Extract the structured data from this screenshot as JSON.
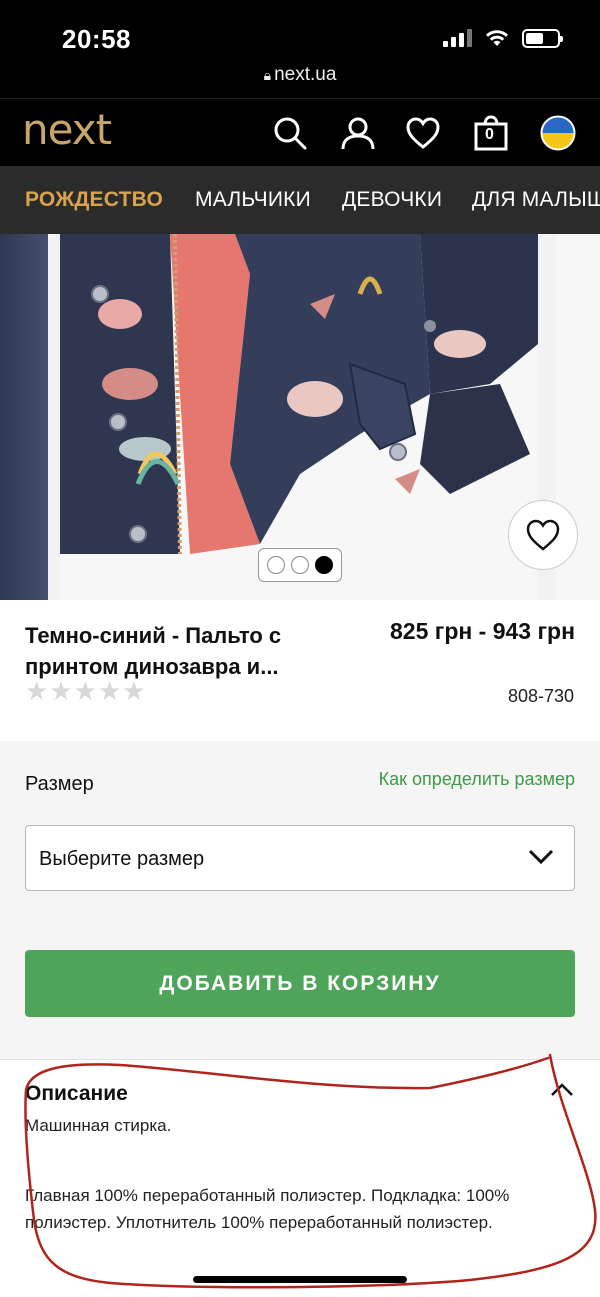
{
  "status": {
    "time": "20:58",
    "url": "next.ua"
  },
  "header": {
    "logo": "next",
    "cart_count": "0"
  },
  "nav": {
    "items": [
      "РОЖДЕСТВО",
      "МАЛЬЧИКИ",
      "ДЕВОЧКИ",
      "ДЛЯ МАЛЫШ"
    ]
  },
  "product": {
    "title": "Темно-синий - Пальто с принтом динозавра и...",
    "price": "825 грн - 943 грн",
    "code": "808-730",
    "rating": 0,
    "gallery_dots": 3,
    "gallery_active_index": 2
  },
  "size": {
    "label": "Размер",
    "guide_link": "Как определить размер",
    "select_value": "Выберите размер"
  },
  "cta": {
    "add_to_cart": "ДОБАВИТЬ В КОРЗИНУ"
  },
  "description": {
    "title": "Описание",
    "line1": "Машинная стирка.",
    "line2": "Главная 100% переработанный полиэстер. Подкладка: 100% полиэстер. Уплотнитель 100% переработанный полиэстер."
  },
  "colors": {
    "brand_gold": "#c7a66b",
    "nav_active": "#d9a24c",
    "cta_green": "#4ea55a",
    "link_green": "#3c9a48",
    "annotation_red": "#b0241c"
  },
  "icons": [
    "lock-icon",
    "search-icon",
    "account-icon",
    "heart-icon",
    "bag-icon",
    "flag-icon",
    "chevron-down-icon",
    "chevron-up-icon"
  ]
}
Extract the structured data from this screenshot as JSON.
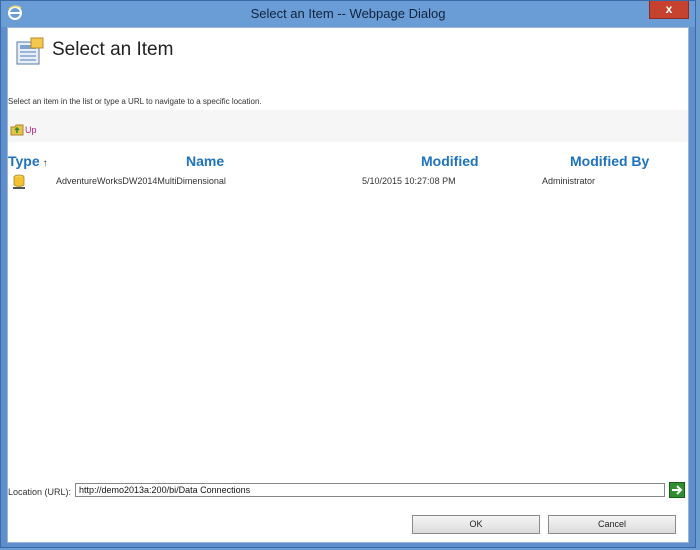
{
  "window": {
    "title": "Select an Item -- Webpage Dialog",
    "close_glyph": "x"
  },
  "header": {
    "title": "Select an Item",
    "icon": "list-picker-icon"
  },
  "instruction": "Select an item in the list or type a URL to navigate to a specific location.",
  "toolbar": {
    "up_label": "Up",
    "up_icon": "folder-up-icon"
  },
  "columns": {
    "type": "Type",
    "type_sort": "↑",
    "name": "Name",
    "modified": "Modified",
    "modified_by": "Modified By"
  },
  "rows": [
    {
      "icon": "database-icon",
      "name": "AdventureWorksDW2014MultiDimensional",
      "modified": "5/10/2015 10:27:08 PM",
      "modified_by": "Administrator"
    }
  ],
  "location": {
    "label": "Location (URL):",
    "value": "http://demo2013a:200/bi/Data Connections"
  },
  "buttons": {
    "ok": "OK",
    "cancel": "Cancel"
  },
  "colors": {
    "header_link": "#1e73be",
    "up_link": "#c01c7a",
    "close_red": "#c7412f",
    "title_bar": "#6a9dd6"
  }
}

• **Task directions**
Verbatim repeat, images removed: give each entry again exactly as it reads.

• **Reply to the exercise**
Extract the structured data from this screenshot as JSON.
{
  "status": {
    "time": "20:58",
    "url": "next.ua"
  },
  "header": {
    "logo": "next",
    "cart_count": "0"
  },
  "nav": {
    "items": [
      "РОЖДЕСТВО",
      "МАЛЬЧИКИ",
      "ДЕВОЧКИ",
      "ДЛЯ МАЛЫШ"
    ]
  },
  "product": {
    "title": "Темно-синий - Пальто с принтом динозавра и...",
    "price": "825 грн - 943 грн",
    "code": "808-730",
    "rating": 0,
    "gallery_dots": 3,
    "gallery_active_index": 2
  },
  "size": {
    "label": "Размер",
    "guide_link": "Как определить размер",
    "select_value": "Выберите размер"
  },
  "cta": {
    "add_to_cart": "ДОБАВИТЬ В КОРЗИНУ"
  },
  "description": {
    "title": "Описание",
    "line1": "Машинная стирка.",
    "line2": "Главная 100% переработанный полиэстер. Подкладка: 100% полиэстер. Уплотнитель 100% переработанный полиэстер."
  },
  "colors": {
    "brand_gold": "#c7a66b",
    "nav_active": "#d9a24c",
    "cta_green": "#4ea55a",
    "link_green": "#3c9a48",
    "annotation_red": "#b0241c"
  },
  "icons": [
    "lock-icon",
    "search-icon",
    "account-icon",
    "heart-icon",
    "bag-icon",
    "flag-icon",
    "chevron-down-icon",
    "chevron-up-icon"
  ]
}
Extract the structured data from this screenshot as JSON.
{
  "window": {
    "title": "Select an Item -- Webpage Dialog",
    "close_glyph": "x"
  },
  "header": {
    "title": "Select an Item",
    "icon": "list-picker-icon"
  },
  "instruction": "Select an item in the list or type a URL to navigate to a specific location.",
  "toolbar": {
    "up_label": "Up",
    "up_icon": "folder-up-icon"
  },
  "columns": {
    "type": "Type",
    "type_sort": "↑",
    "name": "Name",
    "modified": "Modified",
    "modified_by": "Modified By"
  },
  "rows": [
    {
      "icon": "database-icon",
      "name": "AdventureWorksDW2014MultiDimensional",
      "modified": "5/10/2015 10:27:08 PM",
      "modified_by": "Administrator"
    }
  ],
  "location": {
    "label": "Location (URL):",
    "value": "http://demo2013a:200/bi/Data Connections"
  },
  "buttons": {
    "ok": "OK",
    "cancel": "Cancel"
  },
  "colors": {
    "header_link": "#1e73be",
    "up_link": "#c01c7a",
    "close_red": "#c7412f",
    "title_bar": "#6a9dd6"
  }
}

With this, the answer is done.